splog, junk site, or even just an unprofessional-looking site.
- Lots of good content gives other webmasters (and particularly bloggers) a
reason to link to your site spontaneously without being asked.
- You can allow other websites to post your content in exchange for a link
back to your site.
More web pages of content = more search engine traffic
- Adding pages to your site is like putting out extra nets to catch
- Search engines see bigger websites as more prestigious and reliable.
- The more content you have, the more reasons you give other webmasters,
particularly bloggers, to link to your site spontaneously, without being
3. Web Content Keyword Optimization
Keyword optimization used to be the most important step in SEO. Now it
matters little in ranking for highly competitive keywords.
Still, keyword optimization can really help you get traffic from searches not
on competitive keywords. While you may never rank number 1 for "finance," you
may still show up tops for a search on "household finance rent federal tax
deductions" if you have that phrase somewhere in your content. Such
non-competitive searches make up a very large proportion of total web
Web Content Keyword Optimization Checklist:
There are four legs to keyword optimization:
Keyword Research and Selection
You need to identify keywords searched on by your target audience. Use tools
such as those offered by KeywordDiscovery and Yahoo Search Marketing (formerly
There are two big pitfalls to avoid:
"Negative keywords" that look relevant but are not really searched on by
your target market. For instance, "website copy" is a synonym for "website
content," but most people searching on "website copy" are looking for software
that copies an entire website to the hard drive for offline browsing.
Impossibly competitive keywords that you have no realistic chance of
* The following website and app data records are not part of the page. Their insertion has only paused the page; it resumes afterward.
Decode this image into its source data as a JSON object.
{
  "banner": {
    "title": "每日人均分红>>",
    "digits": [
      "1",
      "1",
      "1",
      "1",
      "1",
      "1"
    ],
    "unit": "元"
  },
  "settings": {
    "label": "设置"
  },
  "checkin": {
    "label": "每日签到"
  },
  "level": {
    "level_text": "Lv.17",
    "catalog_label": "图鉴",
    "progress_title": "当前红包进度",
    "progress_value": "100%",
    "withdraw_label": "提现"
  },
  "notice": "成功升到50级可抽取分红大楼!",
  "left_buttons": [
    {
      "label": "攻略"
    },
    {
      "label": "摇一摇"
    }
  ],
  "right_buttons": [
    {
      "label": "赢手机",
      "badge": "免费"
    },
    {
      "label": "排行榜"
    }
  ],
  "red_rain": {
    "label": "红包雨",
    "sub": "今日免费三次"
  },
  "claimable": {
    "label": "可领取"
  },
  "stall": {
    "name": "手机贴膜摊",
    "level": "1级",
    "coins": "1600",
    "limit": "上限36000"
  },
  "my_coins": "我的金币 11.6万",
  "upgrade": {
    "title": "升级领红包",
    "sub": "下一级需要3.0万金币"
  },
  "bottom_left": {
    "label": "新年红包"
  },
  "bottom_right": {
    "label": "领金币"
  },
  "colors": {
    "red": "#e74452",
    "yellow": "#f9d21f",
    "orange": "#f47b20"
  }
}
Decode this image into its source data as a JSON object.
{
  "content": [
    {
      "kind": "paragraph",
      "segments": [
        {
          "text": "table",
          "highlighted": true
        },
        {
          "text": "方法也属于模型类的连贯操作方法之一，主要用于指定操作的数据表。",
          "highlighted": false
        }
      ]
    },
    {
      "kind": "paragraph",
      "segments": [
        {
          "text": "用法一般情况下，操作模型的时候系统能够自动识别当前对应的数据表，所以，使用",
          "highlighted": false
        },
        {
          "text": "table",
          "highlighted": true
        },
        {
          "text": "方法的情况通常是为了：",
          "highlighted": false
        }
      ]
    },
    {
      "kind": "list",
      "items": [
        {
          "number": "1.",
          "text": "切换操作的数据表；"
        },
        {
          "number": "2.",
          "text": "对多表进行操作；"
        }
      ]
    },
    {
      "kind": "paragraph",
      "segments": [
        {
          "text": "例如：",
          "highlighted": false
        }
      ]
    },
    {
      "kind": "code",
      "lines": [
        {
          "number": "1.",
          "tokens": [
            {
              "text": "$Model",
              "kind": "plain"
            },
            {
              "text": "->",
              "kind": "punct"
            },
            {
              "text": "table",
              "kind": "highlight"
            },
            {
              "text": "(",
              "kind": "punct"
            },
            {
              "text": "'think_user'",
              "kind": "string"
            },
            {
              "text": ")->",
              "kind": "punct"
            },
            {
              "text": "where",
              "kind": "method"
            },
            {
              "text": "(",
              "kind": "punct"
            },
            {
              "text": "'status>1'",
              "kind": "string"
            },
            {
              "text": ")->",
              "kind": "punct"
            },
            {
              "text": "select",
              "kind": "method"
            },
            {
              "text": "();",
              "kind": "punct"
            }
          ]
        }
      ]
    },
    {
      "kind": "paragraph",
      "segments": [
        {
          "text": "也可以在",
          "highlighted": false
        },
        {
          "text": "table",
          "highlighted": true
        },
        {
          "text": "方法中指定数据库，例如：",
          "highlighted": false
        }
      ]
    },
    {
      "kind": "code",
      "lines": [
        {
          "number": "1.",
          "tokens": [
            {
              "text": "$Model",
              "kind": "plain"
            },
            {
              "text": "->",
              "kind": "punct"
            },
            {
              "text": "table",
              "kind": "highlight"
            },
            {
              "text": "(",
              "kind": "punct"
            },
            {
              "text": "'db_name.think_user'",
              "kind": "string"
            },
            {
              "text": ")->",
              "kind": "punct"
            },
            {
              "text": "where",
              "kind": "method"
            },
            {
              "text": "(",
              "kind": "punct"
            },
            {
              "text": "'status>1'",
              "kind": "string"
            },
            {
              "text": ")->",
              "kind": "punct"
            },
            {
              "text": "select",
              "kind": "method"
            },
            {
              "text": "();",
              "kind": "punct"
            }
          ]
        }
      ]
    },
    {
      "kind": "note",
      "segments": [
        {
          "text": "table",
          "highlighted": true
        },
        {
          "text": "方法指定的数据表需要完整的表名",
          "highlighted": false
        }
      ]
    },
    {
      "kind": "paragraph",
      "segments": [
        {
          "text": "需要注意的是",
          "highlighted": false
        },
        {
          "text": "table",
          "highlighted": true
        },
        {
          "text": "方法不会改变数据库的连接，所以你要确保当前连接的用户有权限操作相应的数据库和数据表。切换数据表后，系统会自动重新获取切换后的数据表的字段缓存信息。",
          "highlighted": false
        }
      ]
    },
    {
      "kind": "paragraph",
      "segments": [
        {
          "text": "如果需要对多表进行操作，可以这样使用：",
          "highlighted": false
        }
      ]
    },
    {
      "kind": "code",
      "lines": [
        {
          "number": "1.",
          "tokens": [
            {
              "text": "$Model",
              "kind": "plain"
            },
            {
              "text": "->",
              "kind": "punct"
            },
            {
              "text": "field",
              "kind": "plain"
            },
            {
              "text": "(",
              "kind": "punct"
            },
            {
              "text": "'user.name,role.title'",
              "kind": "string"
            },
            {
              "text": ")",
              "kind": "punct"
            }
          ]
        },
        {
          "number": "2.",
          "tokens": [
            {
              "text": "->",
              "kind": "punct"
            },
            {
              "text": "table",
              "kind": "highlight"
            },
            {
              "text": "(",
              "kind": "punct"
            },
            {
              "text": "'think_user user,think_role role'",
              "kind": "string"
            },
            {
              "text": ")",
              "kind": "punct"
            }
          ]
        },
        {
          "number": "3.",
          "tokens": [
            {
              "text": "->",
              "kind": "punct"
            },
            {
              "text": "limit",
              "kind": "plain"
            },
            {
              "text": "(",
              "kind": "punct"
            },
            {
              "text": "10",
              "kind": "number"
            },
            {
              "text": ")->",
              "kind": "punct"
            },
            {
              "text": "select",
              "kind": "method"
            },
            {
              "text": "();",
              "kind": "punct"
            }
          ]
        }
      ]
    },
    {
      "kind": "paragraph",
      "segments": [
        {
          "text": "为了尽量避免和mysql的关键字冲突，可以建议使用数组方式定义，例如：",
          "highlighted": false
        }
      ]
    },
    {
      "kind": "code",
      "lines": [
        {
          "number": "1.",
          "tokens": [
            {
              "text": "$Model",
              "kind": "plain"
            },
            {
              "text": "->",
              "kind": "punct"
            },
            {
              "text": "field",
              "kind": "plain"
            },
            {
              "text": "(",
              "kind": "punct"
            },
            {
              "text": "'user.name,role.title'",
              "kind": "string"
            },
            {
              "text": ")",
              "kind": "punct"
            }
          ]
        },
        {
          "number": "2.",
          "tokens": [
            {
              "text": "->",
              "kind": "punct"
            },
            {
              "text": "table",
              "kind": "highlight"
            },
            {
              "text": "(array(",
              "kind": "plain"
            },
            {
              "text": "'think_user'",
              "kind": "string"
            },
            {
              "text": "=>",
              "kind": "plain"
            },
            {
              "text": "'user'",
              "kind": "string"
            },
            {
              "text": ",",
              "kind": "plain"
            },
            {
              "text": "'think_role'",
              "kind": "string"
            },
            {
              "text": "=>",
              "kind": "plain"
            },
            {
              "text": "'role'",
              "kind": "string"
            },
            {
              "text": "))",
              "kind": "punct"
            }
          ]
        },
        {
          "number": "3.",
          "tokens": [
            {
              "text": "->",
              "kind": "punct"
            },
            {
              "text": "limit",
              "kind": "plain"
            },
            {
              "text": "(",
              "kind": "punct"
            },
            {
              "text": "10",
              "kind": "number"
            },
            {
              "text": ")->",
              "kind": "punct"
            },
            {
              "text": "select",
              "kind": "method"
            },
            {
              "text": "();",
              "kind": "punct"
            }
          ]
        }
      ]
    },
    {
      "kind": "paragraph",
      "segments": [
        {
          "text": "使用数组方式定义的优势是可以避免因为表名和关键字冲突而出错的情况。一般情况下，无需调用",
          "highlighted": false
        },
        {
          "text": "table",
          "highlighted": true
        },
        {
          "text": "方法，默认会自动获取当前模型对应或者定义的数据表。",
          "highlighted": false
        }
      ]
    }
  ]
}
ranking high for them. How do you know if a keyword is impossibly competitive?
One rough measure is to look at the PageRank of the webpages currently ranking
in the top three for that keyword. If the PageRank of those pages is much
higher than the PageRank your site will likely have in the future, you will
probably never outrank those pages.
A pay-per-click campaign with Google Adwords of Yahoo! Search Marketing will
help you to find which keywords really are searched on by your target
Keywords appear in the content the right number of times for search engines
to recognize the page as relevant, but not so often that it looks like keyword
stuffing. The longer the content, the more times the keyword should appear.
Keywords appear in just the right positions within your web pages for search
engines to recognize them as relevant. The page title, headings, and first
lines of the page are often considered the most prominent positions.
Keyword Stemming/Keyword Variation
- Using variations of the keyword will help ensure web pages appear relevant
to the next generation of more sophisticated search engine algorithms.
- In the meantime, variations of popular keywords helps your site appear for
the "non-standard" searches on variations of the keyword.
There are three main types of keyword variations:
- Word-stem variations. A stem of a word is its base. For instance, "optimize"
is the stem of "optimized." Other stem variations of "optimize"
include "optimizing", "optimizer", and "optimization". You can
also shuffle the component words of multiple-word keywords.
Variations of "website content" would be "web site content",
"web content", "content for websites", and "site content".
- Synonyms (such as "web page content", "internet content", or "writing for
the web" for "website content").
- Related terms (such as "internet", "SEO" or "web page").
For many people, the SEO side of content feels like a moot point. You need
to create content for your visitors even if no search engine spider ever
notices. But there is a case to be made that an extra page of content is good
not just for visitors but search engine spiders, too. Every website budget,
both of money and time, is finite. If you're ever choosing whether to invest in
another link to please search engines or another page of content to please your
visitors, don't forget: search engines still like content, too.
About the Author
Joel Walsh is a writer and owner of UpMarket Content, a website content
provider. Request a no-cost, no-obligation proposal for your website content: